[Opening Records shown section]

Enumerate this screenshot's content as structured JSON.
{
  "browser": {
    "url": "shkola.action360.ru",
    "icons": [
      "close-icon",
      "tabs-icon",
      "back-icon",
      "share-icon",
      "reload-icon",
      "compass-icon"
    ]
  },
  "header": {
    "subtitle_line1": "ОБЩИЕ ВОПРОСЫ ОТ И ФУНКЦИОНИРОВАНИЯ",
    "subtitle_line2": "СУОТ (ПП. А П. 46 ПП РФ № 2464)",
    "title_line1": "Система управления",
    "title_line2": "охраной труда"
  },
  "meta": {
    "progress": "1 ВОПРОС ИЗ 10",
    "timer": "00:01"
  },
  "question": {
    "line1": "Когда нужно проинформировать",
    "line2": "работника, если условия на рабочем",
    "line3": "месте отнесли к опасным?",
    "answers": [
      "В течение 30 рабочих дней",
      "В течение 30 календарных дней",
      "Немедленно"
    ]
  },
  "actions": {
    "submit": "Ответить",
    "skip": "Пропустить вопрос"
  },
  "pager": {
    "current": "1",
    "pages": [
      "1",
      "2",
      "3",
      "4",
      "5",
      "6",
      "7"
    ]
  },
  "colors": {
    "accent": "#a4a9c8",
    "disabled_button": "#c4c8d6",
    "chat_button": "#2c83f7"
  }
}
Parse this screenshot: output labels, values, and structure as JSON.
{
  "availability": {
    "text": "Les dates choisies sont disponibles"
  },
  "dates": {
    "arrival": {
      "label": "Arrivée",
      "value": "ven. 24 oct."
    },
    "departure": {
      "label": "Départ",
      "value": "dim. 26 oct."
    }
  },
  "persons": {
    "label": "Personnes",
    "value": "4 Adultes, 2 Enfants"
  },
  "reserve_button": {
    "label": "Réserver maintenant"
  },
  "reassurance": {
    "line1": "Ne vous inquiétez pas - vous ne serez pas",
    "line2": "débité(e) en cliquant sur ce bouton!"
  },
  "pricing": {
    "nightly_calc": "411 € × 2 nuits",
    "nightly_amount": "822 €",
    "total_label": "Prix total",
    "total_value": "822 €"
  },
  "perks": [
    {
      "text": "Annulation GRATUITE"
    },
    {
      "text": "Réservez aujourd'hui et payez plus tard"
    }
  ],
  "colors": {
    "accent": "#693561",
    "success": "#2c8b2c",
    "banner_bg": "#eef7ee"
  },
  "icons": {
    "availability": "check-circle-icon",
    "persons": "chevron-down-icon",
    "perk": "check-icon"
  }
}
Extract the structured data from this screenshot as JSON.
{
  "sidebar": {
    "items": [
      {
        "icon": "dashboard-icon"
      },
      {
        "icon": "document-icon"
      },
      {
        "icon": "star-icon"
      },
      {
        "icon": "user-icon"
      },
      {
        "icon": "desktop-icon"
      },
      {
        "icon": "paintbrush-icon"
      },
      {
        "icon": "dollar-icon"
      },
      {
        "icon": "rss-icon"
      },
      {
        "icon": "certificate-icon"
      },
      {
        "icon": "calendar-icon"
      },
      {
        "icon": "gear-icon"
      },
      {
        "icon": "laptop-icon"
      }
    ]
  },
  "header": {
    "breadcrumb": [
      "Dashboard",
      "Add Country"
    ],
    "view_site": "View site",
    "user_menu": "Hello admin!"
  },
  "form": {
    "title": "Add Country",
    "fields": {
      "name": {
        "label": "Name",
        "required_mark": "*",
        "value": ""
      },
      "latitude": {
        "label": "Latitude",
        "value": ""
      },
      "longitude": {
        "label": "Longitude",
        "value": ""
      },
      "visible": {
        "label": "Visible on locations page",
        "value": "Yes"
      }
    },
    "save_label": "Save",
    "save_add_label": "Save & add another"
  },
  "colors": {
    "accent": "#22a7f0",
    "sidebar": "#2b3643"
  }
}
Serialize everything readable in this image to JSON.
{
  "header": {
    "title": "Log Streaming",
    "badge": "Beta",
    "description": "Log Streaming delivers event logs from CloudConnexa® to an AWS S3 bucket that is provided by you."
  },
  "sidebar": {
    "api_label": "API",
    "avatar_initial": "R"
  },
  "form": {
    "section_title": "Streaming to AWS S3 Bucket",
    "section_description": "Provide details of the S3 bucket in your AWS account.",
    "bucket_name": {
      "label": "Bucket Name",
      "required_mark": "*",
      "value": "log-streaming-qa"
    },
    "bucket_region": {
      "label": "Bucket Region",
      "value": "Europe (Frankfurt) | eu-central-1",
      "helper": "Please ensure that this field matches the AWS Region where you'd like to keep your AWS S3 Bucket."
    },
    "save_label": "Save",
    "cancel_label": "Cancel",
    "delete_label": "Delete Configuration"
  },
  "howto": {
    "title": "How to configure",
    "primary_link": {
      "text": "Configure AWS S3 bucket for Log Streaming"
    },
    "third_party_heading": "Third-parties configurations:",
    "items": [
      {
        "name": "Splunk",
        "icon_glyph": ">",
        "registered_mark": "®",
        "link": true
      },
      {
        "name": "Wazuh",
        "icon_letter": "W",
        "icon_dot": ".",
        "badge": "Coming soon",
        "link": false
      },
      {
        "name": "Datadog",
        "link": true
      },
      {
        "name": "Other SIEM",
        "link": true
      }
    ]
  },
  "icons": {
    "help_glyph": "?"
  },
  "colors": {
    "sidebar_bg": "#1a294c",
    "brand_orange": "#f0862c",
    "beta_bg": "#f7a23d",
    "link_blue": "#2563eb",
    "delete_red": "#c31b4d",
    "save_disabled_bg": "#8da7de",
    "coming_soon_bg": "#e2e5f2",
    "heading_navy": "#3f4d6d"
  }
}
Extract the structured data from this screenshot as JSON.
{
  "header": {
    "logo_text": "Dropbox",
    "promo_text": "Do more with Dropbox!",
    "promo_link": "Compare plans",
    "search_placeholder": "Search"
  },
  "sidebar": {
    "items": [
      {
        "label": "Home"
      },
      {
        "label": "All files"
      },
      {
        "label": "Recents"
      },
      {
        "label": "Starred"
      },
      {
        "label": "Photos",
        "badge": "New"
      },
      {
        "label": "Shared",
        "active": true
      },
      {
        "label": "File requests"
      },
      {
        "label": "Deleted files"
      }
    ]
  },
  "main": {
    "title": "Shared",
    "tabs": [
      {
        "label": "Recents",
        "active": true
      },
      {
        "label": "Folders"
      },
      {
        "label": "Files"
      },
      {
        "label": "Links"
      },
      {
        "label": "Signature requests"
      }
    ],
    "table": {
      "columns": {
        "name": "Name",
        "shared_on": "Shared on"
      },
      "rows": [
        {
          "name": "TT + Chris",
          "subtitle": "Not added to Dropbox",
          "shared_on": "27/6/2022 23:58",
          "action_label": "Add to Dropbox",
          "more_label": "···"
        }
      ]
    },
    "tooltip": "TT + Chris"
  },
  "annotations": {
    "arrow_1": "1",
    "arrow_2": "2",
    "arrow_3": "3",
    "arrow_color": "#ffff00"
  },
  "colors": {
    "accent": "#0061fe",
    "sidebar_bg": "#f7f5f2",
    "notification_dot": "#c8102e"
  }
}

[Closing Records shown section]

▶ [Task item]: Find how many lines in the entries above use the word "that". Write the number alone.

▶ [Response box]: 2